• **DIRECTIONS**:
Provide only the number of lines below in which the string "content" occurs.

Data records
• • • • • • •
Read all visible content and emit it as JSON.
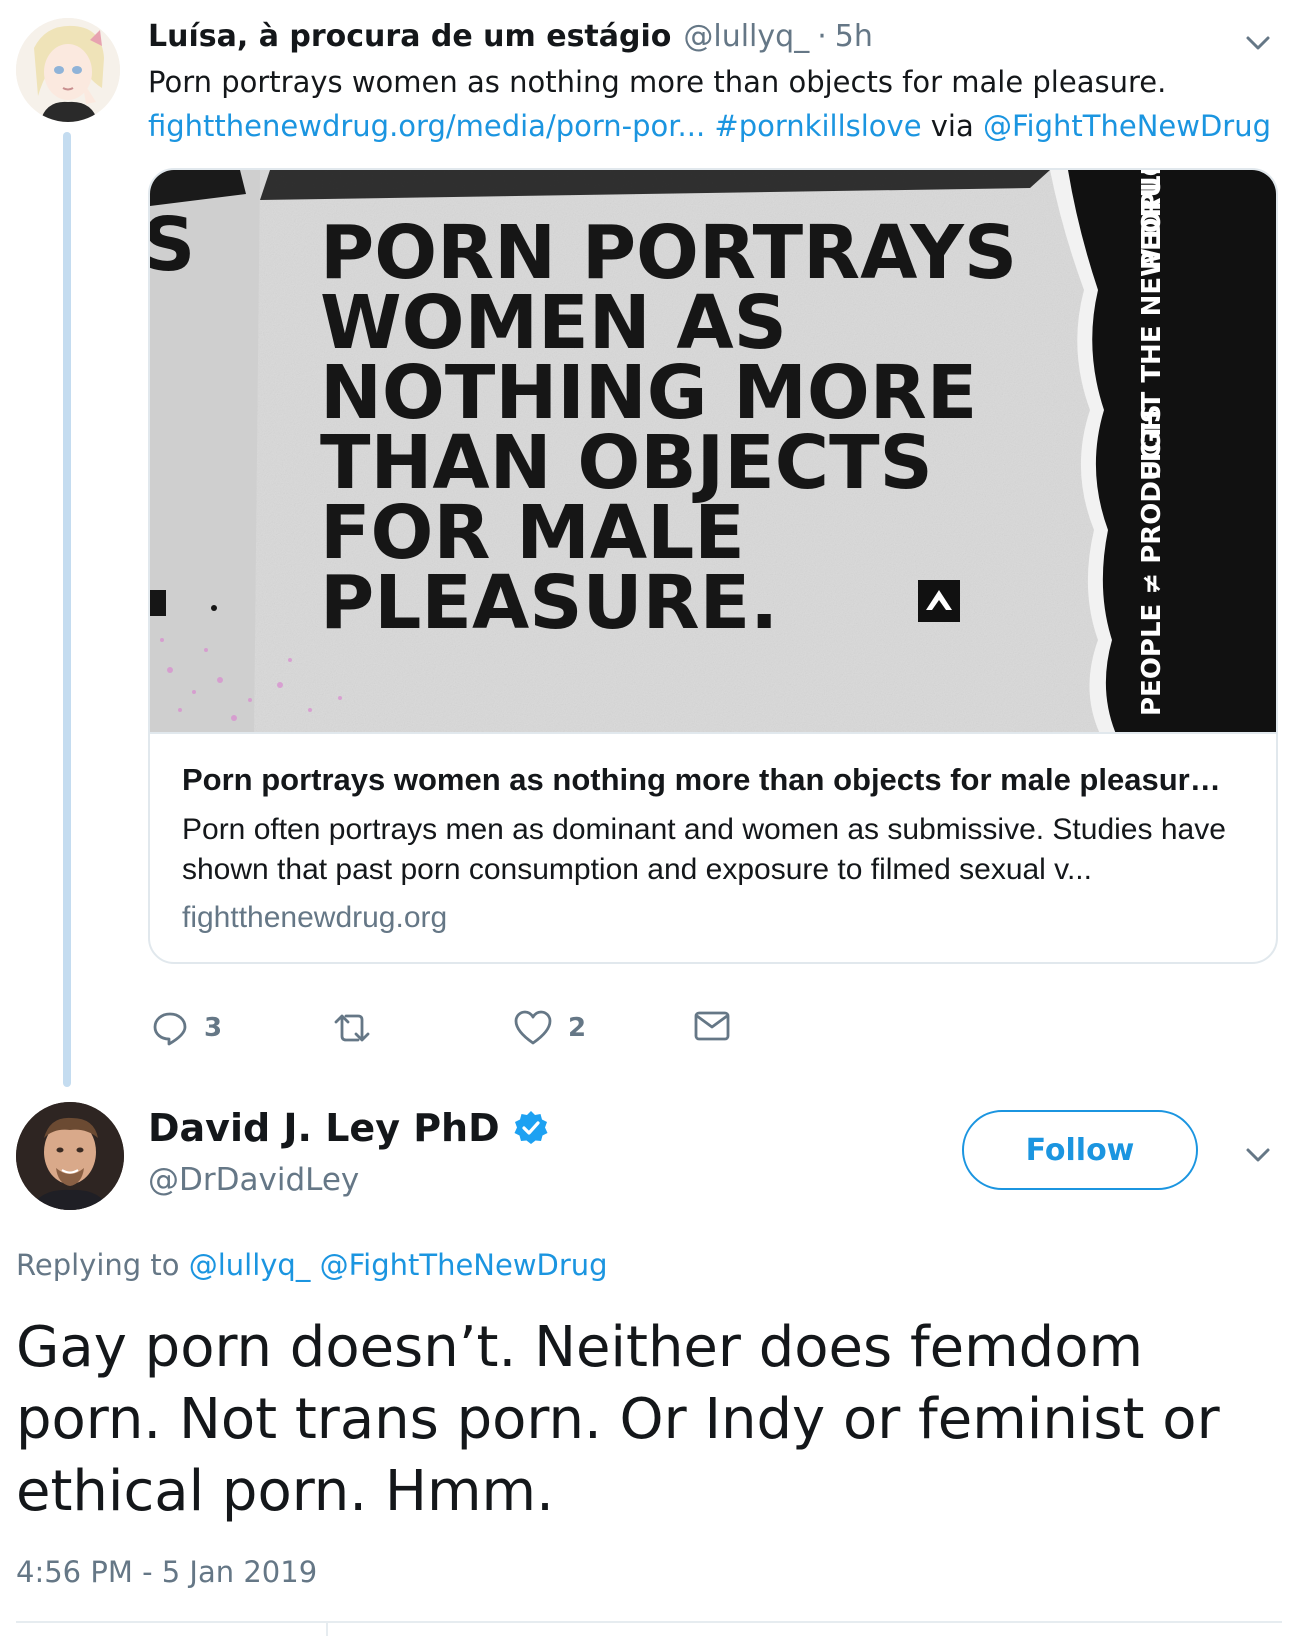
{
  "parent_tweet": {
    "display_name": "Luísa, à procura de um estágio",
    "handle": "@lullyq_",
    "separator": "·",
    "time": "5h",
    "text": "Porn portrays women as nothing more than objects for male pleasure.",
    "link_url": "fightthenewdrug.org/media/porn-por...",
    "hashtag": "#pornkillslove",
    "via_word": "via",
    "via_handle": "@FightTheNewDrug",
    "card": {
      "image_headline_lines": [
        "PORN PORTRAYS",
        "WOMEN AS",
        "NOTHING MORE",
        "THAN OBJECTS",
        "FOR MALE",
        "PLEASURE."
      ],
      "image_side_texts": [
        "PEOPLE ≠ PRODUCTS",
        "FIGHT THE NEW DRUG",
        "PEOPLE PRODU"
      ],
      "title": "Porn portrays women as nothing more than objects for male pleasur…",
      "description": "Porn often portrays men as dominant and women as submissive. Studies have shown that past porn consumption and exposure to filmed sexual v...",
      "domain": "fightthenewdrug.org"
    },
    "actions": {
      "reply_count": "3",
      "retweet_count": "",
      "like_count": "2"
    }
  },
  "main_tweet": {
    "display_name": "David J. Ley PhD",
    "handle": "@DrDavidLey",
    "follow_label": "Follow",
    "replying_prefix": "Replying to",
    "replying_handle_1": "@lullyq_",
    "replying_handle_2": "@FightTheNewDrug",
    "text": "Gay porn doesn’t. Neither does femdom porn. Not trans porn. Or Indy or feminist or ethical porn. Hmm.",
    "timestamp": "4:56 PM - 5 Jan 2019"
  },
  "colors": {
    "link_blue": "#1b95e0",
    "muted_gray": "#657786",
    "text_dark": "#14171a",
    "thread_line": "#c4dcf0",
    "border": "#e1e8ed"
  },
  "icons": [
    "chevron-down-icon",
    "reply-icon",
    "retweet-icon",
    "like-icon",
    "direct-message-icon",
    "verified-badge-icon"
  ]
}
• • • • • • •
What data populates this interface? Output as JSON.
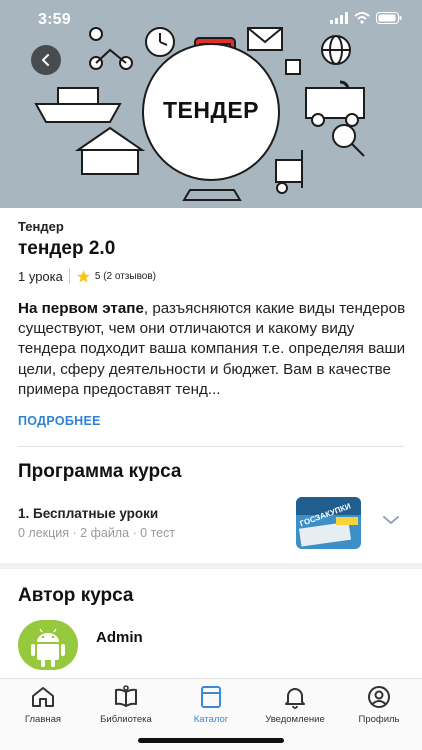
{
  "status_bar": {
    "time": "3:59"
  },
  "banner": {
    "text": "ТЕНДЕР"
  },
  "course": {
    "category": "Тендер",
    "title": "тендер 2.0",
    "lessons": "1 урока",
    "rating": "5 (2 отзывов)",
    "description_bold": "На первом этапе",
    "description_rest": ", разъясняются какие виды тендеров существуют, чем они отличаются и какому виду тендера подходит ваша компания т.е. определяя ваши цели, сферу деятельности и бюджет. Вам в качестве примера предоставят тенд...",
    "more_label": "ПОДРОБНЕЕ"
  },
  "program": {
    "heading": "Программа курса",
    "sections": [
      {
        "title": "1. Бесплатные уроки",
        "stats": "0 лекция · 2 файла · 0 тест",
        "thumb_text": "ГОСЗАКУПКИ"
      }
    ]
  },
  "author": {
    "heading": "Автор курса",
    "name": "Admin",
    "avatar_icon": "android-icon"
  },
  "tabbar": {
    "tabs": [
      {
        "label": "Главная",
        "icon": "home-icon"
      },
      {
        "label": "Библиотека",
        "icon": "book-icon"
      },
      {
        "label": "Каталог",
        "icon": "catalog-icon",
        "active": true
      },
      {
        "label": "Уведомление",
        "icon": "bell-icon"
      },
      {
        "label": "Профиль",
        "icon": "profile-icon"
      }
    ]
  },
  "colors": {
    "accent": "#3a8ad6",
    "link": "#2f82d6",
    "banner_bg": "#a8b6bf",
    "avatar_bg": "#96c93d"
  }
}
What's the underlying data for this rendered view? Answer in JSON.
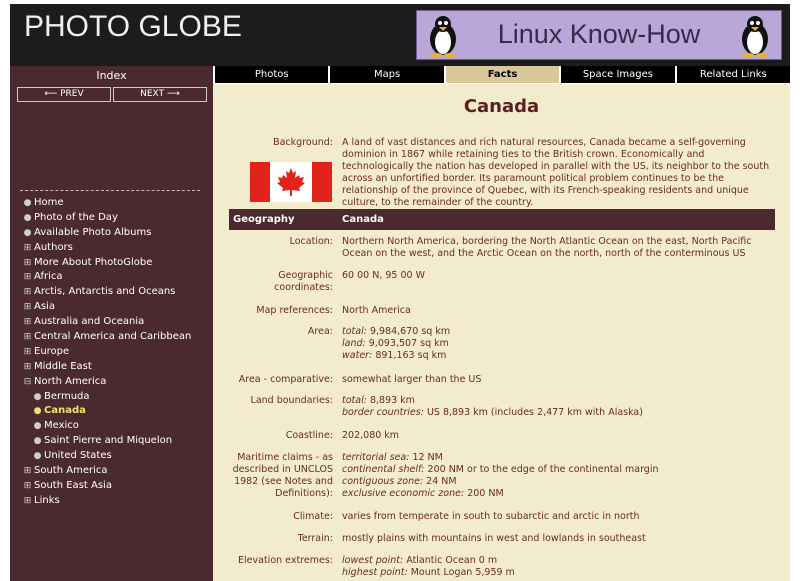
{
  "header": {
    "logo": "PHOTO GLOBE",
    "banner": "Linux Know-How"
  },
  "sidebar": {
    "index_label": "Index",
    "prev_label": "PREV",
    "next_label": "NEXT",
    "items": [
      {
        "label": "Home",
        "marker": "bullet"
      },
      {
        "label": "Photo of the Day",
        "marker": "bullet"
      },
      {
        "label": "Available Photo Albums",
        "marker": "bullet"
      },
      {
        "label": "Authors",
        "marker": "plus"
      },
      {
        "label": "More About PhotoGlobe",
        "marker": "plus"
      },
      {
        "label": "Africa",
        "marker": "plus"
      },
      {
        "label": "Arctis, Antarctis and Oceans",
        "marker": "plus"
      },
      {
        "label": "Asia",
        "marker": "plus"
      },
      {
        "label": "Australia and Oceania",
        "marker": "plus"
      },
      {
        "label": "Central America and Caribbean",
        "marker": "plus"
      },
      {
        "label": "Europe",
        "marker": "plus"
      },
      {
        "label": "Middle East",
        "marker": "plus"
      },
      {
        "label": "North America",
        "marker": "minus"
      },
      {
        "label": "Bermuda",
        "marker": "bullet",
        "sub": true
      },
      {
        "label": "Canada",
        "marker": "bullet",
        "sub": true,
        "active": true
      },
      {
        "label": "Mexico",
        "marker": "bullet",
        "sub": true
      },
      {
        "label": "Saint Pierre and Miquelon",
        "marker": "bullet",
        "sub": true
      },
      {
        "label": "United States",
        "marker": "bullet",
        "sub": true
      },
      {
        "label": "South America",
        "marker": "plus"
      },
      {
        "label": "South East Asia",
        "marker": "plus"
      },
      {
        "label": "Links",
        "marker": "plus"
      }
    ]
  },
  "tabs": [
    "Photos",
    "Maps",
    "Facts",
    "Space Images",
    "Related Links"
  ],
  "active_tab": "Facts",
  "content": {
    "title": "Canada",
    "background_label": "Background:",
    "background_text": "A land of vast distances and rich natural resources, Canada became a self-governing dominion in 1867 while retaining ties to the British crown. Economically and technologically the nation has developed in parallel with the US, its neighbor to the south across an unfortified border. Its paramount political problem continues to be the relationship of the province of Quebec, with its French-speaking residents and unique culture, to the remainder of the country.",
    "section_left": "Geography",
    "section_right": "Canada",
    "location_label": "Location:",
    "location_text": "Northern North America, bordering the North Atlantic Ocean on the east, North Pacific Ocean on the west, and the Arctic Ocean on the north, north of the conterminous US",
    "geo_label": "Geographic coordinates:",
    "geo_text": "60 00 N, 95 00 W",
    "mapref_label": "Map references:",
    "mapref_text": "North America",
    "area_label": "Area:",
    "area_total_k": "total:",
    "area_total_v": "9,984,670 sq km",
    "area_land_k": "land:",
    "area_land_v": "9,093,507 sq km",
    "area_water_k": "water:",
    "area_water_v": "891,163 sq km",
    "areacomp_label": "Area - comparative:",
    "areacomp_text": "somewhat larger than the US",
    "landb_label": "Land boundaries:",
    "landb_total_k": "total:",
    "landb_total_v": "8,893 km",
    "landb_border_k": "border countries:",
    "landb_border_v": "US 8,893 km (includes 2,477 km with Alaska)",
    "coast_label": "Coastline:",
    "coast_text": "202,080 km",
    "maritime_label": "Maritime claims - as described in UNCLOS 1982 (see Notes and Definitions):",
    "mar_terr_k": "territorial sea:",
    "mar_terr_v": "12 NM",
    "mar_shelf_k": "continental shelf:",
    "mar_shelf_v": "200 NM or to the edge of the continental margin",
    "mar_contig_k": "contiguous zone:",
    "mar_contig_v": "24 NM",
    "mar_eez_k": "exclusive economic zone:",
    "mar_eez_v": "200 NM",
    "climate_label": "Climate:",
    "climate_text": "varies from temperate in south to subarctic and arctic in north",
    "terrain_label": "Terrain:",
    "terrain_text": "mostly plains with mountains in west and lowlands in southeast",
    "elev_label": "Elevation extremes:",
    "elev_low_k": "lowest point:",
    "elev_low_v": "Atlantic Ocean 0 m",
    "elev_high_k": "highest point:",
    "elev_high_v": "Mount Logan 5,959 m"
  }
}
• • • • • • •
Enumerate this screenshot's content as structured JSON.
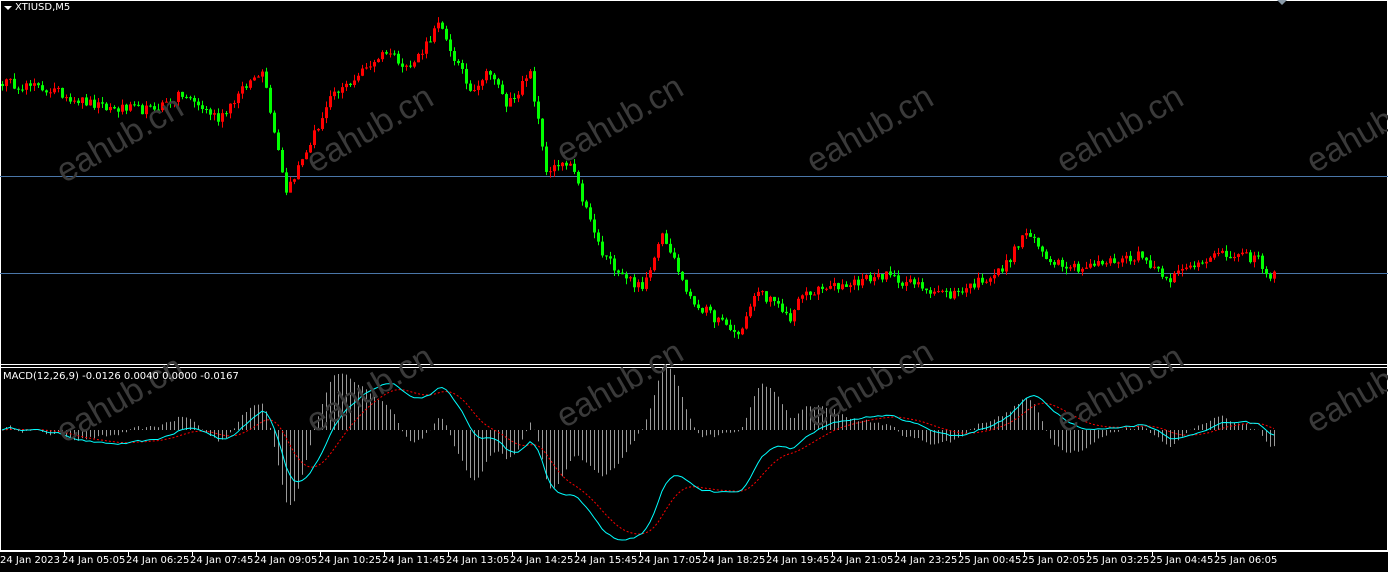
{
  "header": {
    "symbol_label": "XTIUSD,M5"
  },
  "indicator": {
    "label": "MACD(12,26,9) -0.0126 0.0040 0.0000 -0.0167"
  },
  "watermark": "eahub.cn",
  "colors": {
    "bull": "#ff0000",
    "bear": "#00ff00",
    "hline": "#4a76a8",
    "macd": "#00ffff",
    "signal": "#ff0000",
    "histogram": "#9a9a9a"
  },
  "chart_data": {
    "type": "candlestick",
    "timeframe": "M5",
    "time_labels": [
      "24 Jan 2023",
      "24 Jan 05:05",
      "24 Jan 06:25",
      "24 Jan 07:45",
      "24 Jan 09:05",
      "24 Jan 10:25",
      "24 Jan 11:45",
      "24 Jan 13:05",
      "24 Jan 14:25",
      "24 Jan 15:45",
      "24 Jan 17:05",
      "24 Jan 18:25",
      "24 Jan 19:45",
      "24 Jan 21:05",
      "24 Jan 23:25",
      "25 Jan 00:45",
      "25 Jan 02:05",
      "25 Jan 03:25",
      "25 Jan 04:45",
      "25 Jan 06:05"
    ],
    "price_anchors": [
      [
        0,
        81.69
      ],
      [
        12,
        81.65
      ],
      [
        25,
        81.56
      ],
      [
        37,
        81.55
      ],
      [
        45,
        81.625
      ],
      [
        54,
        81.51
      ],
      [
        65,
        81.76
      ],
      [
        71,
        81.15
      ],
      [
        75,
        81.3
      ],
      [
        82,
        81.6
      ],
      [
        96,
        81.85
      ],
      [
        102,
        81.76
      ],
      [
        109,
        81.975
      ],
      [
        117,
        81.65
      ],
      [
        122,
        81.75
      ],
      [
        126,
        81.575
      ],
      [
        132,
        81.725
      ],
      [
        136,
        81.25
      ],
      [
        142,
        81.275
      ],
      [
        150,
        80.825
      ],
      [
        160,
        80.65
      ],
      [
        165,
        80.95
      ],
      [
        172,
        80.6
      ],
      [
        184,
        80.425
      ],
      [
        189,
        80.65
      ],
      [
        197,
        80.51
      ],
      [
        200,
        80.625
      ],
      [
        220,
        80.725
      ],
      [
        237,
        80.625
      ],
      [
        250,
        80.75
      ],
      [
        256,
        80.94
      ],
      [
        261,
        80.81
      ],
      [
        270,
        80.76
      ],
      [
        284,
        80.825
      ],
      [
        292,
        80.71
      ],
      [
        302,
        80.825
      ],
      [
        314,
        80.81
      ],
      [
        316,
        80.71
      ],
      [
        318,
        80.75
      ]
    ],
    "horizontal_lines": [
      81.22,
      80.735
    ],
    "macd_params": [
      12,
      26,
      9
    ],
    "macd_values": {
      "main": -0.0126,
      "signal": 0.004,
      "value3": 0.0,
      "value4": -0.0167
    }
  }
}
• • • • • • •
• **ANSWER BELOW**:
3